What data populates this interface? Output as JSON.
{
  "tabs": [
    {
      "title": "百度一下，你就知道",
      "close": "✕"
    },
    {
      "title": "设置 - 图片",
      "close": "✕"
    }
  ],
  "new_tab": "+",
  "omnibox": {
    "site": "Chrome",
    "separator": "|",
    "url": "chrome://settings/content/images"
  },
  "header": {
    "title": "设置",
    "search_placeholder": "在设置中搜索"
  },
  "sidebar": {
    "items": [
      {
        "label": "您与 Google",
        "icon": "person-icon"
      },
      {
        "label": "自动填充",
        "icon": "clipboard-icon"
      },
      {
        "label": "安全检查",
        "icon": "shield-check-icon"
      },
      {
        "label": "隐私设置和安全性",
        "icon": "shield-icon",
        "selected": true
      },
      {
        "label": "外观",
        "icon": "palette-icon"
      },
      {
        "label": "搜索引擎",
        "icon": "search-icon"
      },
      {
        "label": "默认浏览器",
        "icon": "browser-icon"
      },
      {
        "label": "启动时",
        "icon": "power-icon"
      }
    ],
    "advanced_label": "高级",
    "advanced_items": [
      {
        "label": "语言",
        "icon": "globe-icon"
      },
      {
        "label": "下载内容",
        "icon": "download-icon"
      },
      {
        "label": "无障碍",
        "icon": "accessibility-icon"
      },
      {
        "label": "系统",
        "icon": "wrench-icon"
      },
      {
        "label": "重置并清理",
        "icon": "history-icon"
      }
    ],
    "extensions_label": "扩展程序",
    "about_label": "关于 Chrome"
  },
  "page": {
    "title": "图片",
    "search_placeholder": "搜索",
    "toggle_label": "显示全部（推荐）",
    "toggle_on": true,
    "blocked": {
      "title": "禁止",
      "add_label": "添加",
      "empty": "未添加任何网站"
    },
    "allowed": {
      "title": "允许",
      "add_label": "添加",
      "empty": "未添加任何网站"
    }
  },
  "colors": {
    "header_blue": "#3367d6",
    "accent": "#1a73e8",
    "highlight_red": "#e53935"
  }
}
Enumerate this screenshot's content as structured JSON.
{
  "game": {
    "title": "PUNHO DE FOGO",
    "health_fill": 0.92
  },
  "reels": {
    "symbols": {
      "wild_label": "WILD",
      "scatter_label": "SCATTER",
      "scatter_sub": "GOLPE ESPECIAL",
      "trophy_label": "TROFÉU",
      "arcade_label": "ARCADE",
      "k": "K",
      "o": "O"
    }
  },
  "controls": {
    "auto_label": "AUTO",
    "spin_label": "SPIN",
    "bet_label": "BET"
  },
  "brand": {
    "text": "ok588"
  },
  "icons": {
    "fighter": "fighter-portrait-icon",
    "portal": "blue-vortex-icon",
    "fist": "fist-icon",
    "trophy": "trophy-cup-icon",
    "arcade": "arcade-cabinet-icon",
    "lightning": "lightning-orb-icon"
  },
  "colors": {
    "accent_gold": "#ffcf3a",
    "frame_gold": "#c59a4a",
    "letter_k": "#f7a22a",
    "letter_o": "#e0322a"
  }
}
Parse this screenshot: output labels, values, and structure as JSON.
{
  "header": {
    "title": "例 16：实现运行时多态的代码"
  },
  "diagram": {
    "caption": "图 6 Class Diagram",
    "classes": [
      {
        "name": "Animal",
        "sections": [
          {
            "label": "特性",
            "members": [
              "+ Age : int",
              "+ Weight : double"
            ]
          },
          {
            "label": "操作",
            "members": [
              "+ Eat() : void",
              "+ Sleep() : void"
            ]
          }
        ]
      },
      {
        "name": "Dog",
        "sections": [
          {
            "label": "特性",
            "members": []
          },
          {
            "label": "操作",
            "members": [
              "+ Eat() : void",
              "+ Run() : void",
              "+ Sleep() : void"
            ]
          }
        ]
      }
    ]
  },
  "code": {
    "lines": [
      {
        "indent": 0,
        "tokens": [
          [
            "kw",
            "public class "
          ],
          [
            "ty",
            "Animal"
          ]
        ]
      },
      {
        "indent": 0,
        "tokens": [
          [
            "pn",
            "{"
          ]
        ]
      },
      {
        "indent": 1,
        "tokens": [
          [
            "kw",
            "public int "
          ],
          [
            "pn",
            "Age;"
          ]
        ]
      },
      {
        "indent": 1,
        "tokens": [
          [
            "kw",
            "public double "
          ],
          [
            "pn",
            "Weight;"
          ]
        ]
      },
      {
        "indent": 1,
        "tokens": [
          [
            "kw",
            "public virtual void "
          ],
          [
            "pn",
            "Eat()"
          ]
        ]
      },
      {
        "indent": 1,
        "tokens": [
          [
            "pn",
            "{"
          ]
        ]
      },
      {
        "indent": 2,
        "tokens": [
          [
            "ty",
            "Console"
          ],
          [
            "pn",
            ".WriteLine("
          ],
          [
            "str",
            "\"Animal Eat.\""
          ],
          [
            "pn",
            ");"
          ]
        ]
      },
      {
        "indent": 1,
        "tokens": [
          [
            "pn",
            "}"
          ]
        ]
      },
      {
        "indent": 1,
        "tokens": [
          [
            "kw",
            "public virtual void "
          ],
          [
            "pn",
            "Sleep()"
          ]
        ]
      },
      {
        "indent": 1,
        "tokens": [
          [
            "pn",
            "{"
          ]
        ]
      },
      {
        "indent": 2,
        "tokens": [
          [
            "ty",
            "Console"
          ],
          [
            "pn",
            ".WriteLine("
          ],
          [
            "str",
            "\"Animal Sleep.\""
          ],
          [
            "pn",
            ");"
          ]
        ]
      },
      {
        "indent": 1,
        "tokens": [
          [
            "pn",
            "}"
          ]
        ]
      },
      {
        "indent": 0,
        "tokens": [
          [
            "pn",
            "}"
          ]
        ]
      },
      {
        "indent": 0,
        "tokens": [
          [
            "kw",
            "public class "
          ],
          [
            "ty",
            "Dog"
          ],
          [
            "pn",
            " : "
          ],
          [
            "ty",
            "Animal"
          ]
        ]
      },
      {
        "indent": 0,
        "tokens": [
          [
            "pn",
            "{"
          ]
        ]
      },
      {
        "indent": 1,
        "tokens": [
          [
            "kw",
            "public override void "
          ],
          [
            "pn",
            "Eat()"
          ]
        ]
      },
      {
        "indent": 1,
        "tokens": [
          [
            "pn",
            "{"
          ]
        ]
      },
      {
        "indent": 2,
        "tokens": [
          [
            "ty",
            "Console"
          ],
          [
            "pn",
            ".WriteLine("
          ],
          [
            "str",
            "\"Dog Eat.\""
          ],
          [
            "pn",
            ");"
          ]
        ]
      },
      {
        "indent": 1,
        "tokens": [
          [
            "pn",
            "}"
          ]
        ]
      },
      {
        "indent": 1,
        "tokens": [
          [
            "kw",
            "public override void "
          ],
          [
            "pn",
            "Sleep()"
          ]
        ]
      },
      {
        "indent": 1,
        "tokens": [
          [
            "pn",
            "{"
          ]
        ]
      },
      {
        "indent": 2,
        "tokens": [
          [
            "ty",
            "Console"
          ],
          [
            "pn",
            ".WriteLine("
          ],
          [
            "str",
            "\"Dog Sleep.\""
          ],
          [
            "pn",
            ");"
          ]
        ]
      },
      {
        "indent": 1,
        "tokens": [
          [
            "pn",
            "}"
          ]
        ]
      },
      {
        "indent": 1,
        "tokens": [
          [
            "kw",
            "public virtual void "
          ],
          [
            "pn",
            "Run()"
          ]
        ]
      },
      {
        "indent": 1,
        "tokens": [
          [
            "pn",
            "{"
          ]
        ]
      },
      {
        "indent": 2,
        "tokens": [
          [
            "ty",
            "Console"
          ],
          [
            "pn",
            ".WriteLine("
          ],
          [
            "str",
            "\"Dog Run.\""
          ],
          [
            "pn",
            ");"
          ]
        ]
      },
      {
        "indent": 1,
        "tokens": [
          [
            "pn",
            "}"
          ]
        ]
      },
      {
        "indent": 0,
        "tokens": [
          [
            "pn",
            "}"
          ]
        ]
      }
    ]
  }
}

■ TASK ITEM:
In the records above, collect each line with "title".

■ EXPECTED ANSWER:
      "title": "百度一下，你就知道",
      "title": "设置 - 图片",
    "title": "设置",
    "title": "图片",
      "title": "禁止",
      "title": "允许",
    "title": "PUNHO DE FOGO",
    "title": "例 16：实现运行时多态的代码"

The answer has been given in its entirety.